Kennith Tapscott - Lieutenant

Rank: Lieutenant
Date Of Birth: Nov 9, 1945
Date Of Death: Aug 6, 1970
War / Conflict: Vietnam
Hometown: Charleston, South Carolina
Gold Star Hall - Wall Location: Northeast Wall (by Entrance Door)
Class Year: 1967
Service Branch: Navy
ISU Major: Political Science


When an ROTC officer makes a phone call to the parent of a cadet, the reason for the call could be numerous. Was the young man promoted? Did he receive an honor? Did he rank in the top of his class in a recent test of physical or mental aptitude? Or, did he earn the ire of his commanding officer because he decided to place a live turtle on his hat during an official ROTC ceremony? That was the reason for the phone call to the parents of habitual prankster Kennith Walker Tapscott, a member of Iowa State University’s Naval ROTC. Imagine for a moment the conversation that took place between this officer and Kennith’s father. The officer had to explain how Cadet Tapscott – in full uniform – stood in perfect formation with a small, baby turtle perched on the top of his hat. Ken was always up for a good laugh, and he held no misgivings for his antics, even if he risked being kicked out of the NROTC. Born on 9 November 1945, Kenny came to Iowa State from Charleston, South Carolina on an ROTC scholarship in 1963. His “turtle on the hat” gag was not the only hijinks he pulled while on campus. There was the time that the NROTC had a naval combat training. This required large pools filled with water in order to run mock battles with model ships. On the day of the training, the entire NRTOC found the pools filled with goldfish, compliments of Ken. He was not always using his antics to agitate his commanding officers. Kenny was the type of person who owned a pet racoon. One night he decided his nocturnal companion should get to know some of the sorority girls on campus. He carried the racoon to the backdoor of a sorority house, and let it go, which caused many of the female coeds to flee, screaming into the night.

Kenny’s whimsical nature was always a part of him, and so was his profound pride in America and love for family and friends. When he was a boy, Ken joined the Boy Scouts and Eagle Scouts demonstrating that he understood the importance of sound discipline and developing leadership skills. Kenny’s light-hearted, and fun-loving nature undoubtedly contributed to his popularity. He had so many friends growing up that he never had to drive anywhere. His buddies were always offering to give him a lift. Since Kenny was always getting chauffeured by his friends, he decided to pursue a pilot’s license, which he earned before getting a driver’s license. There was a certain level of ambition combined with brilliance that Kenny exhibited when he realized his popularity could be used to test his skills as a pilot, and obtaining the license helped him to explore his potential. He was able to continue that journey at Iowa State University when he accepted the ROTC scholarship.

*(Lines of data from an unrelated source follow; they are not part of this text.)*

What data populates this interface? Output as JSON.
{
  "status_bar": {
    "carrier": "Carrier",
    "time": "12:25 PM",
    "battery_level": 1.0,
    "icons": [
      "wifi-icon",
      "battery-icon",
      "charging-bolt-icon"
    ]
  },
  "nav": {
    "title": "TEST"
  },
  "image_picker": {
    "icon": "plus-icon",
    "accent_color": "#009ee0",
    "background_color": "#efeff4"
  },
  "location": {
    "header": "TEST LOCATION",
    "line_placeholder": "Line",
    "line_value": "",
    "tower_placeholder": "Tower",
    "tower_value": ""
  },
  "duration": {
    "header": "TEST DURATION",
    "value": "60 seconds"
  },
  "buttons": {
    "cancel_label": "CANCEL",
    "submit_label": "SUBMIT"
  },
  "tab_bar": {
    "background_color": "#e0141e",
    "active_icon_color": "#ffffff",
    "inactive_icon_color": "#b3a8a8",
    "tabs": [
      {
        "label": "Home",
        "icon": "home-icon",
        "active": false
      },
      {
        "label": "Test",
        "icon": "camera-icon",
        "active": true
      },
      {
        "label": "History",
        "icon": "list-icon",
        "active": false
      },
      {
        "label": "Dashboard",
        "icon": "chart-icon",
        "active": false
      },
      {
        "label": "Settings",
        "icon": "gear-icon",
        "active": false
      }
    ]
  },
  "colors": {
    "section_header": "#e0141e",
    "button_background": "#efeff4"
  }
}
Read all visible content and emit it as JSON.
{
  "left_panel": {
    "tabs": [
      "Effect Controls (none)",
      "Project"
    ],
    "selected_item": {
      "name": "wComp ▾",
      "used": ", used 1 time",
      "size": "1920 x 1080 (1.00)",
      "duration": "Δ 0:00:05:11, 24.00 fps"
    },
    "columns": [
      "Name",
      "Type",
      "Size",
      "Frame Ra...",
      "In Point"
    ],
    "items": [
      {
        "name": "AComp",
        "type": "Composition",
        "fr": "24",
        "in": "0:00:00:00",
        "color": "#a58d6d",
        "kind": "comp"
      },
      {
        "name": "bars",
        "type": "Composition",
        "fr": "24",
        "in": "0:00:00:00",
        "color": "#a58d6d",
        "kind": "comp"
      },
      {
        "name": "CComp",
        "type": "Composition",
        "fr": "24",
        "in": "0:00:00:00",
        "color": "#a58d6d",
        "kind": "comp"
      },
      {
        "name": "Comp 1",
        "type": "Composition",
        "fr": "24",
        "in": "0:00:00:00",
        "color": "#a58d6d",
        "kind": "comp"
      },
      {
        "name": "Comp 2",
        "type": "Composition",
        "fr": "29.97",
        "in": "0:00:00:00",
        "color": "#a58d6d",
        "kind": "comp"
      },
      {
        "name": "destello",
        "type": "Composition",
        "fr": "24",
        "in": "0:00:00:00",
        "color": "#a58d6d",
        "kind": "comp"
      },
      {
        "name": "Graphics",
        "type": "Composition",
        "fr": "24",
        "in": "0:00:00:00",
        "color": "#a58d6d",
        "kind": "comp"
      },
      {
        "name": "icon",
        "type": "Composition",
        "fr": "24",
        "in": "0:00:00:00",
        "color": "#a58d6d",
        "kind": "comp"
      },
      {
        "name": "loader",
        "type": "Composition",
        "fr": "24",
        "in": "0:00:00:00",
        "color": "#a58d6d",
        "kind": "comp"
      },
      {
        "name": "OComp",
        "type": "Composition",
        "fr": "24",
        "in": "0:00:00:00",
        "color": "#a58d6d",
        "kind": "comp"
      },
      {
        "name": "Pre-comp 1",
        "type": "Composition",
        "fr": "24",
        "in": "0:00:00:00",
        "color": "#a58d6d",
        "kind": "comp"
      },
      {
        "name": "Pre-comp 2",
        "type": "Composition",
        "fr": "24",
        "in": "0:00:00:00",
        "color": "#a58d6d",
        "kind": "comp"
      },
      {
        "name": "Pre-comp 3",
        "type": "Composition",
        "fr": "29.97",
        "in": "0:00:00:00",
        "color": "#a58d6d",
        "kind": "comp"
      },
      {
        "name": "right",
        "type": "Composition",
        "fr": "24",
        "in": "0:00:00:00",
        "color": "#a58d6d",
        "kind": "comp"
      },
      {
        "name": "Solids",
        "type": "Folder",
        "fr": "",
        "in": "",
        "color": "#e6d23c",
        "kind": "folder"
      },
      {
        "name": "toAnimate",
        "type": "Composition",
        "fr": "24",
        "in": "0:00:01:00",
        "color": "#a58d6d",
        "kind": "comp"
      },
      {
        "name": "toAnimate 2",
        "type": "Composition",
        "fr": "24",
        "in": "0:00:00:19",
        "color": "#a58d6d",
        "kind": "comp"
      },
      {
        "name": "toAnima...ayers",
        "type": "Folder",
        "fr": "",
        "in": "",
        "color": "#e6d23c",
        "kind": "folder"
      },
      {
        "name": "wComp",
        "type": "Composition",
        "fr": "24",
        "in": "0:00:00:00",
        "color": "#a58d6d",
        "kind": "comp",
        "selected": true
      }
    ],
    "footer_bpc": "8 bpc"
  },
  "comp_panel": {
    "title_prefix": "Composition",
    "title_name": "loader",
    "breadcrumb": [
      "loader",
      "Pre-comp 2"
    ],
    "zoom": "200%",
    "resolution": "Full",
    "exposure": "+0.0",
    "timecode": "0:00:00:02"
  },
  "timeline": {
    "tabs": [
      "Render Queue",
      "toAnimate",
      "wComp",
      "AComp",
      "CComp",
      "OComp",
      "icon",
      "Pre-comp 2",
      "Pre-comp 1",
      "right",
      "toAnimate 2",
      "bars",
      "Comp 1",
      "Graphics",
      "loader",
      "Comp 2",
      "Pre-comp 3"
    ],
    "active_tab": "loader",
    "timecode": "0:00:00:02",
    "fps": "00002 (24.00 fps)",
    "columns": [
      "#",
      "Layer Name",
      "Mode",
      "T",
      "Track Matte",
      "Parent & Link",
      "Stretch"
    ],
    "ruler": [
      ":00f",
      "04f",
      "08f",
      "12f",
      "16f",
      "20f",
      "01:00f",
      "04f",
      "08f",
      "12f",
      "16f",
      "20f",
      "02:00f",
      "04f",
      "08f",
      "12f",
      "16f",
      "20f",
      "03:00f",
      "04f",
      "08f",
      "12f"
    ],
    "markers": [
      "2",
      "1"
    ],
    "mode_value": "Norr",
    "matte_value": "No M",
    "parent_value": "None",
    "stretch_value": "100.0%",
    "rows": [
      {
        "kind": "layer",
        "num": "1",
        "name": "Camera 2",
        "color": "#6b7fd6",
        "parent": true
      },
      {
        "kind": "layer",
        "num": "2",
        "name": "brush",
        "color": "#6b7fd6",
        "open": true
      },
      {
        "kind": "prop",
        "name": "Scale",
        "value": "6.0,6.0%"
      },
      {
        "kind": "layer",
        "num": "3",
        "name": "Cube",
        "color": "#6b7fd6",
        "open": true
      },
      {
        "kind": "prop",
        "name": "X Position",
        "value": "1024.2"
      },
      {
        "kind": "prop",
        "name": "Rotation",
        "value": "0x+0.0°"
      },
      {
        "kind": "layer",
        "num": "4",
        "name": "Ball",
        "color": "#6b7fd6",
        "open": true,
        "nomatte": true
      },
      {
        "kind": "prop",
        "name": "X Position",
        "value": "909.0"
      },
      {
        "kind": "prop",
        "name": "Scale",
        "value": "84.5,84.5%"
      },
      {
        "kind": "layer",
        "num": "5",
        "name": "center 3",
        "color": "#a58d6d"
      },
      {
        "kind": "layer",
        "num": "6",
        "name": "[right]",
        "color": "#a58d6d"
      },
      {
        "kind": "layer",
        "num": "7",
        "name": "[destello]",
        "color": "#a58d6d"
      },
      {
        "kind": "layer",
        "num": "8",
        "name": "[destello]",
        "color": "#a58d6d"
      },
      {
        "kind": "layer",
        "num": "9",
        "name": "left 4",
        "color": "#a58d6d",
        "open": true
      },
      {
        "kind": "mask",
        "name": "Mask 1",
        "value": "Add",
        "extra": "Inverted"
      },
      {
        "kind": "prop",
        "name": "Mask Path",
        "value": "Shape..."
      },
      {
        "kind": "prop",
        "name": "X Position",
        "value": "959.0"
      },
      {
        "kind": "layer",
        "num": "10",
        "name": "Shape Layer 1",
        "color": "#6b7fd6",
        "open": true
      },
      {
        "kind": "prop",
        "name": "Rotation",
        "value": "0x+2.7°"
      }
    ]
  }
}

Of all the stories and escapades Ken compiled during his time in Ames, his favorite one most likely took place his final year on campus. One day, while in the Memorial Union cafeteria, Kenny witnessed a theft. A young woman named Jan Boyle stole his heart. Kenny and Jan started dating, they grew closer over the course of that final semester, and they got married on 1 June 1968. Jan learned that despite being a Political Science major, Ken really wanted to be a pediatrician because he loved working with children. When he found out that Jan was pregnant, he glowed with excitement and insisted the two of them go shopping for baby clothes. Ken loved the thought of being a father, and he also loved his country. In 1970, the United States was still fighting a war in Vietnam, and the sight of anti-war protests upset Kenny. He believed his country could use him, and he volunteered to fight in the war.

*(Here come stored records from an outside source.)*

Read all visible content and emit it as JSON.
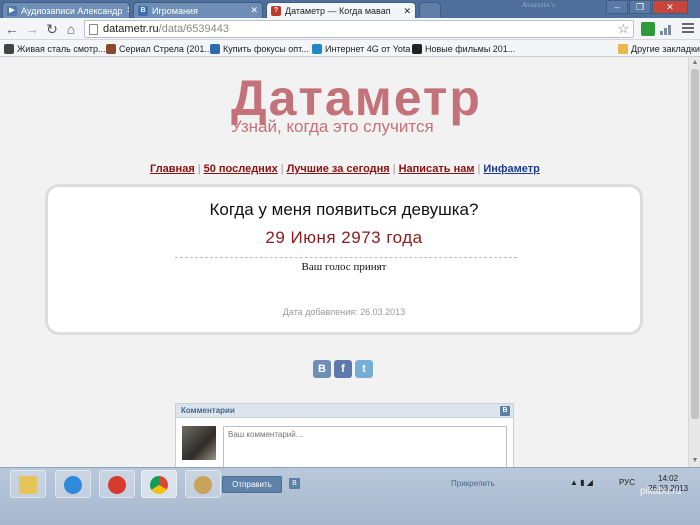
{
  "browser": {
    "tabs": [
      {
        "title": "Аудиозаписи Александр",
        "fav_color": "#4a76a8",
        "fav_letter": "▶",
        "active": false
      },
      {
        "title": "Игромания",
        "fav_color": "#3d6eb5",
        "fav_letter": "В",
        "active": false
      },
      {
        "title": "Датаметр — Когда мавап",
        "fav_color": "#c0392b",
        "fav_letter": "?",
        "active": true
      }
    ],
    "url_host": "datametr.ru",
    "url_path": "/data/6539443",
    "bookmarks": [
      {
        "label": "Живая сталь смотр...",
        "color": "#444"
      },
      {
        "label": "Сериал Стрела (201...",
        "color": "#8a4b2b"
      },
      {
        "label": "Купить фокусы опт...",
        "color": "#2d6bb0"
      },
      {
        "label": "Интернет 4G от Yota",
        "color": "#1e88c8"
      },
      {
        "label": "Новые фильмы 201...",
        "color": "#222"
      }
    ],
    "bookmarks_folder": "Другие закладки"
  },
  "site": {
    "logo": "Датаметр",
    "tagline": "Узнай, когда это случится",
    "nav": [
      "Главная",
      "50 последних",
      "Лучшие за сегодня",
      "Написать нам",
      "Инфаметр"
    ],
    "question": "Когда у меня появиться девушка?",
    "answer": "29 Июня 2973 года",
    "vote_status": "Ваш голос принят",
    "date_added": "Дата добавления: 26.03.2013"
  },
  "share": {
    "vk": "В",
    "fb": "f",
    "tw": "t"
  },
  "comments": {
    "header": "Комментарии",
    "placeholder": "Ваш комментарий...",
    "send_label": "Отправить",
    "attach_label": "Прикрепить",
    "vk_badge": "В"
  },
  "taskbar": {
    "lang": "РУС",
    "clock_time": "14:02",
    "clock_date": "26.03.2013",
    "watermark": "pikabu.ru"
  }
}
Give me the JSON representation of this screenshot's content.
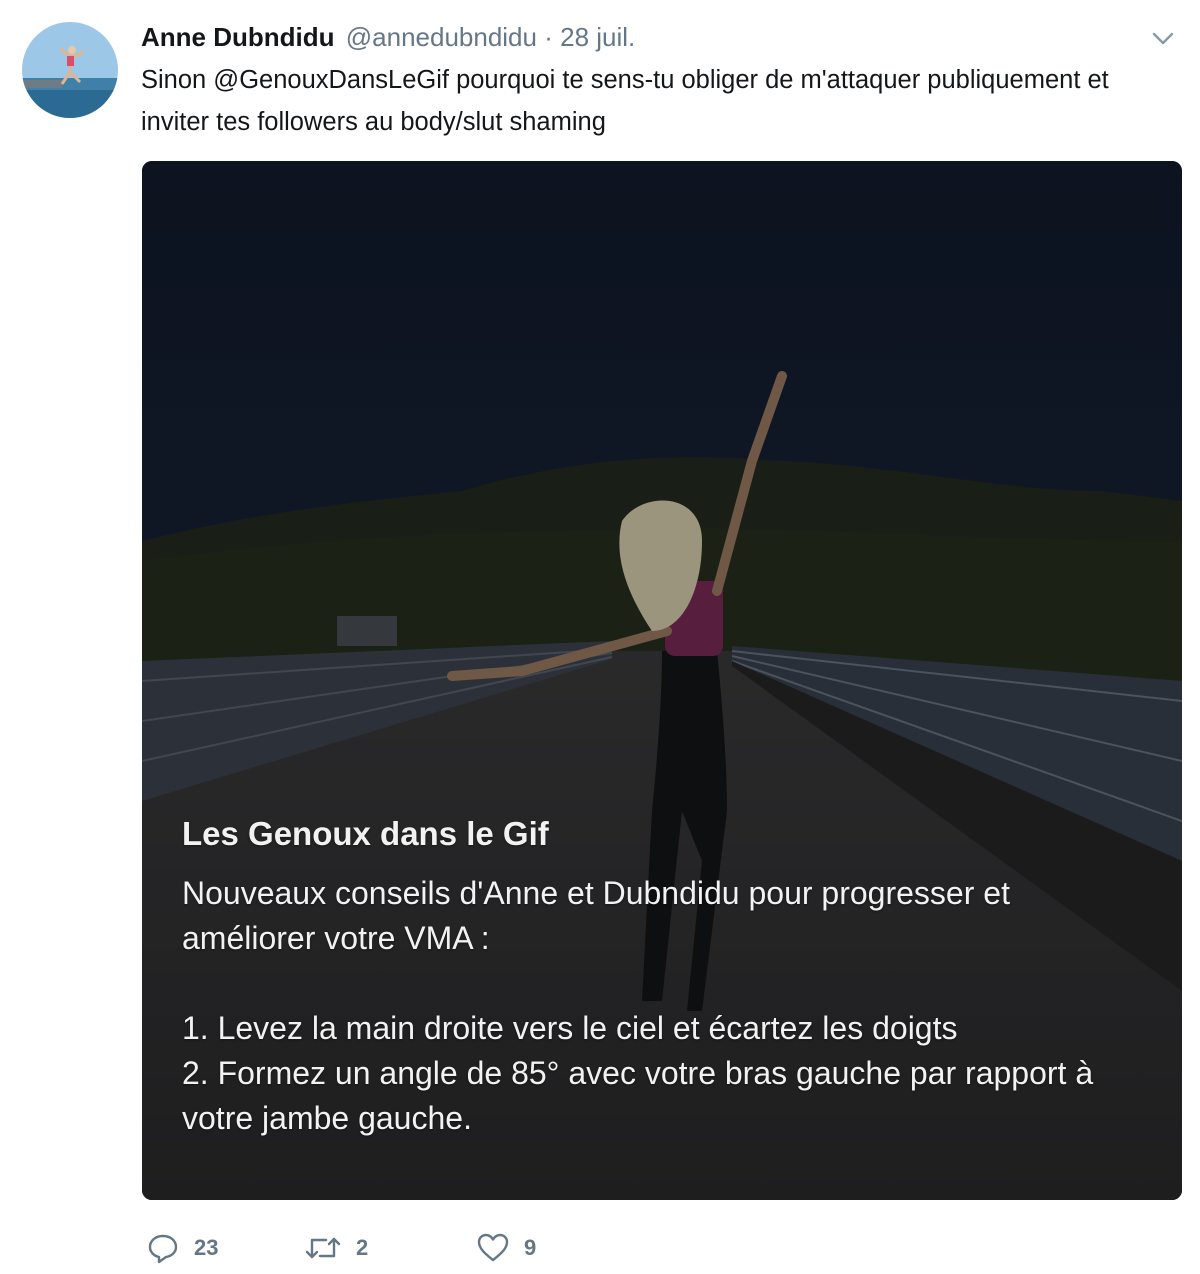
{
  "tweet": {
    "display_name": "Anne Dubndidu",
    "handle": "@annedubndidu",
    "separator": "·",
    "date": "28 juil.",
    "text": "Sinon @GenouxDansLeGif pourquoi te sens-tu obliger de m'attaquer publiquement et inviter tes followers au body/slut shaming"
  },
  "media": {
    "overlay_title": "Les Genoux dans le Gif",
    "overlay_lines": [
      "Nouveaux conseils d'Anne et Dubndidu pour progresser et améliorer votre VMA :",
      "",
      "1. Levez la main droite vers le ciel et écartez les doigts",
      "2. Formez un angle de 85° avec votre bras gauche par rapport à votre jambe gauche."
    ]
  },
  "actions": {
    "reply_count": "23",
    "retweet_count": "2",
    "like_count": "9"
  },
  "icons": {
    "caret": "chevron-down-icon",
    "reply": "reply-icon",
    "retweet": "retweet-icon",
    "like": "heart-icon"
  },
  "colors": {
    "text_primary": "#14171a",
    "text_secondary": "#657786",
    "overlay_text": "#f2f2f2",
    "sky": "#141f33"
  }
}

Lieutenant Tapscott started his tour on 3 June 1970 as a member of the Riverboat Squadron. He participated in the counteroffensive launched by American and South Vietnamese forces in July of 1970. The South Vietnamese Army – backed by U.S. troops – attempted to cut off the line of the Ho Chi Minh Trail that ran through Laos. The counteroffensive coincided with the measured withdrawal of U.S. troops from Vietnam. On 6 August 1970, Lieutenant Tapscott was out on a patrol near Song Ong Doc in South Vietnam when his unit was ambushed, and he was killed. The Vietnam War claimed over 58,000 American lives by the time it ended in 1975. The war was a contentious issue for that divided the country, but the process of healing after the war was important for everyone. In 1982, the National Parks Service completed construction of the Vietnam War Memorial. The names of every service member killed in the Vietnam War is engraved on the Wall. Lieutenant Kennith Tapscott’s name appears on panel 8W, line 89. An estimated three million people pass by his name every year as they visit the memorial.

Although the Vietnam War Memorial honors the brave men and women who gave their lives for their country, more important are the living memorials of each name on the Wall. The people who knew and loved the men and women whose names cover the Wall serve to remind us of their lives. Kennith’s spirit lives on in the memories he created with his sister Rita and twin brother Keith. It remains in the laughs he shared with Jan, and it lives on in the life of his daughter, Katie, and his grandchildren: Gage, Peyton, and Ella. Every time someone smiles remembering one of Ken’s antics, and in every tear shed for him, we are reminded of the happiness and joy he brought to so many people.

The day Kenny placed a turtle on his hat as a prank surely aroused laughter among his fellow cadets. But if we look closer at that moment, it reveals so much more about him and his life. Various cultures around the world have mythologized turtles in their folklore. They are seen as guardians of society. Turtles used their shells for protection, and turtle iconography is associated with those who defended what was important to them. Kennith volunteered to fight to protect the people he loved and safeguard the ideals of freedom he believed were important to America.